Guide to Conservation Skills
1.1 Accreditation requires a framework of reference shared by applicants and assessors alike for guiding applications and justifying acceptance or deferral. Applicants and assessors are already encouraged to refer to the ICOMOS Education and Training Guidelines. These provide a general foundation, but their very universality embodies a level of generalization that is not always sufficiently precise for more specific circumstances. For that reason AABC has assembled a list of conservation skills based upon those Guidelines for which it expects to see evidence in applications for accreditation.
1.2 A candidate is not expected to offer direct evidence of all the skills outlined below but examples of work should be selected to provide a good range with each group represented. It should be stressed that this is not a check-list for ticking boxes or underpinning any arithmetical calculation. The absence of evidence would only count against a candidate if it related to a clear deficiency in the example or if there were too many absences in the submission overall.

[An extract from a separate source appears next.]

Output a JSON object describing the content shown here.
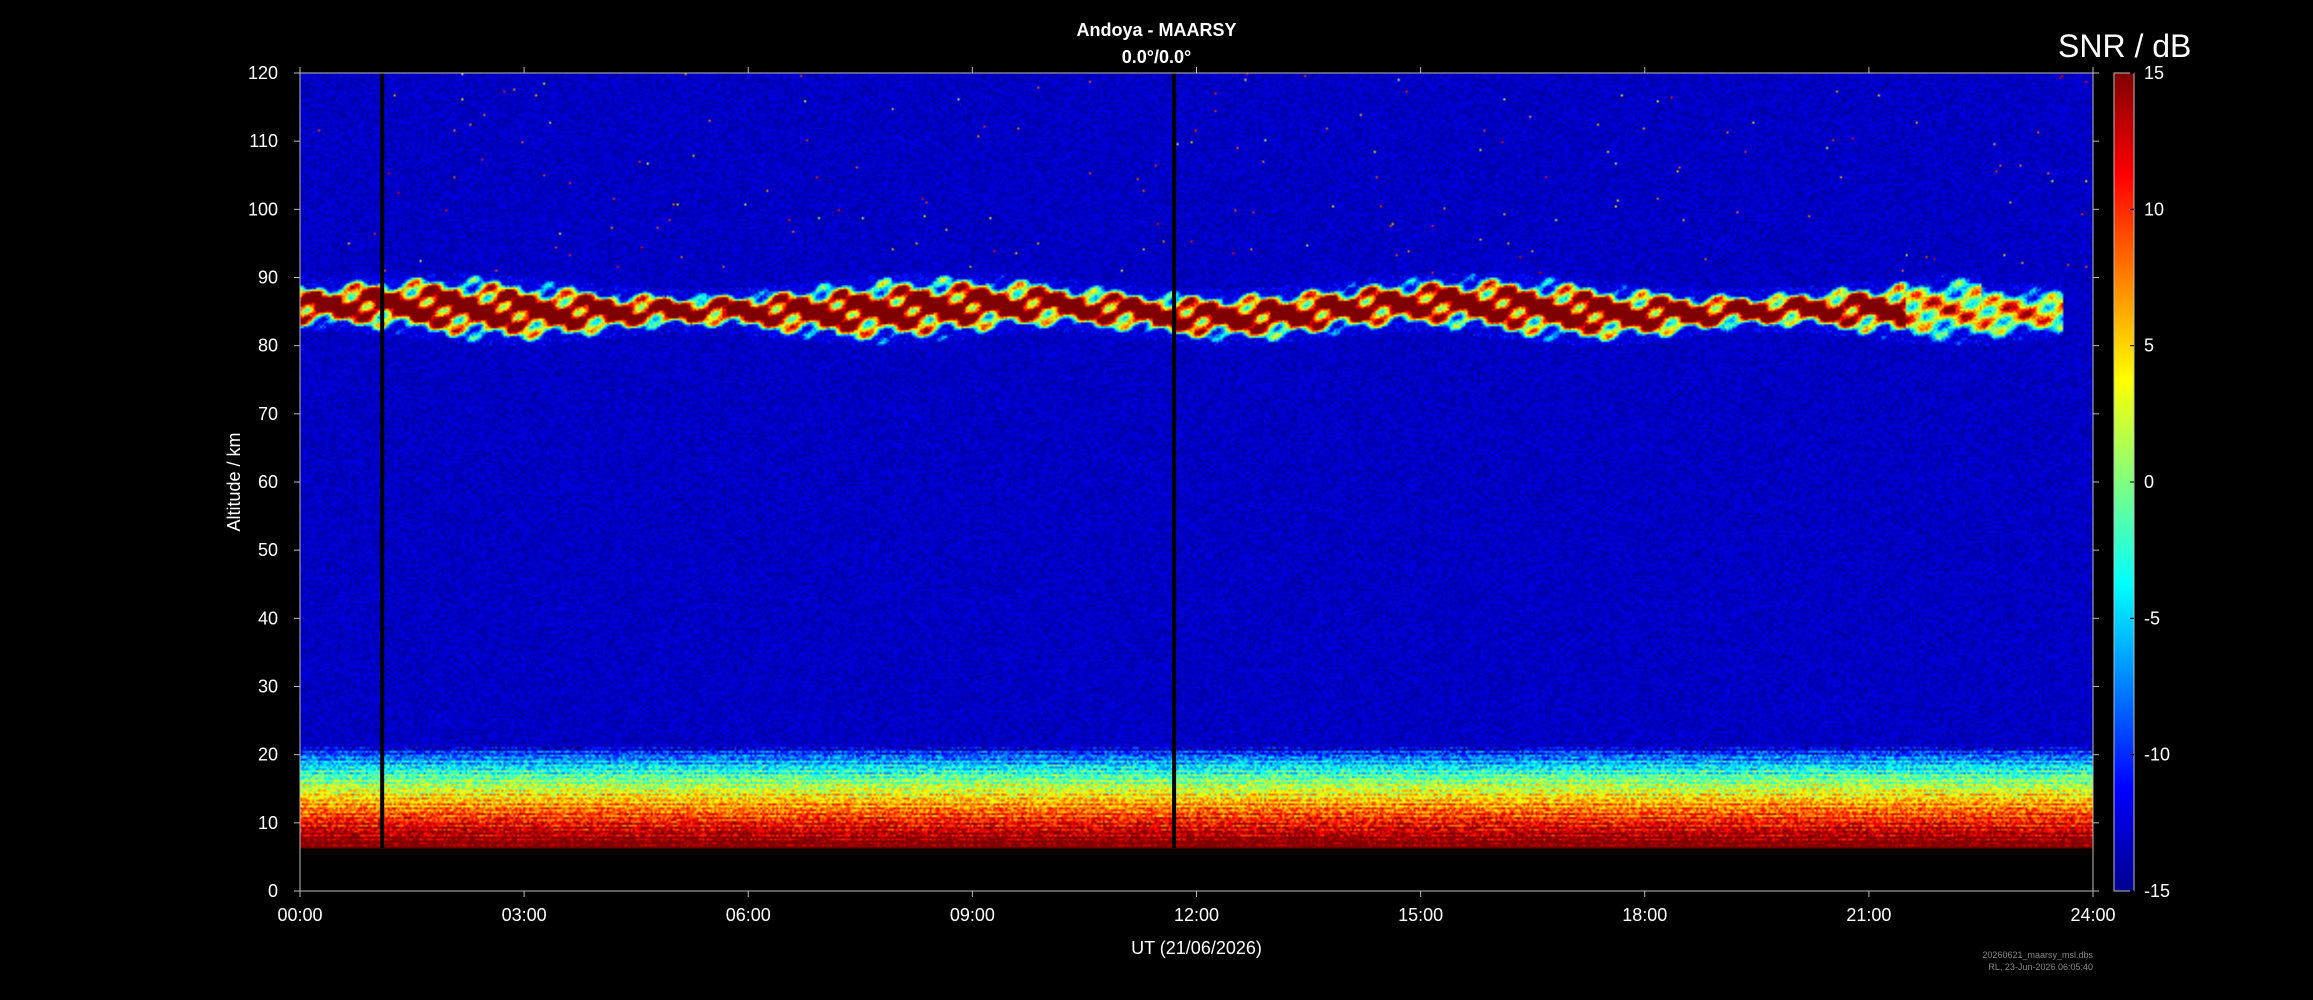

It is important to concentrate upon sound principles and practice as demonstrated by the examples of work.
2.0 Philosophy and Methodology
2.1 Understanding the requirements of conservation legislation.
2.2 Understanding the philosophical and practical differences between maintenance, repair, renovation, intervention, conversion, restoration and reconstruction.
2.3 Understanding the precautionary principle in conservation, avoiding any adverse change before less damaging alternatives have been properly considered.
2.4 Understanding the principles and practicalities of reversibility.
3.0 Cultural Significance
3.1 Awareness about the principal local and national sources of information about a building.
3.2 Understanding the overall historical, archaeological and architectural significance of a building and being able to place the significance of part of a building within the context of the whole.
3.3 Ability to identify historic architects and builders, and locate a building in its architectural/ vernacular tradition.
4.0 Investigation, Materials and Technology
4.1 Ability to diagnose structural and fabric problems and to judge when technical advice should be sought.
4.2 Ability to assess the capacity of an historic asset to receive interventions or alternative uses without unacceptable impacts upon its significance.
4.3 Awareness that documented history and records of previous investigation and management should be sought and, where available, critically used in a project.
4.4 Ability to scope options for repair and identify those which are most likely to conserve the historic fabric, character and appearance of a building.
4.5 Awareness of available scientific techniques such as paint analysis and dendrochronology and how to use them in appropriate situations.
4.6 Understanding the performance characteristics of historic materials, and of a consistent and balanced approach to the diagnosis of failure and the selection of replacements that are appropriate for the type of building and the scope of the required works.
5.0 Social and Financial Issues
5.1 Awareness of the range of cultural, social and economic values that might be associated with an historic building or area and the extent to which there may be conflicts between them.
5.2 Regard for the interests of stakeholders in developing public projects, and good communication with interested communities.
5.3 Ability to promote physical and intellectual access through publicity and interpretation in appropriate projects.
5.4 Application of a conservation-led approach to regeneration schemes in historic areas.
5.5 Ability to assess and design disability access arrangements that are reasonable in the context of historic buildings.
5.6 Ability to identify and secure potential sources of grant-aid.
6.0 Implementation and Management of Works
6.1 Ability to scope and carry out appropriate preliminary investigations and research.
6.2 Ability to identify and agree project objectives.
6.3 Understanding survey and recording needs at the appropriate stages of a project.
6.4 Ability to prepare a specification for repairs that is comprehensive, accurate and clear.
6.5 Ability to convey information and illustrate instructions through the targeted use of drawings and photographs.
6.6 Involvement of relevant specialist advisers and contractors at appropriate stages of a project and a successfully integrated team-based approach to a complex project.
6.7 Demonstration of a flexible approach to managing repairs that cannot be fully diagnosed until opening up works have been completed.
6.8 Monitoring schemes of works to ensure objectives are being met, standards of performance maintained, and contingencies properly handled.
6.9 Production of properly ordered project documentation securely deposited and reasonable accessible for future projects of repair, alteration or research.
6.10 Design and execution of sensitive works of alteration to meet current needs, successfully balancing respect for setting and impact on significance with the creation of value and contemporary cultural expression.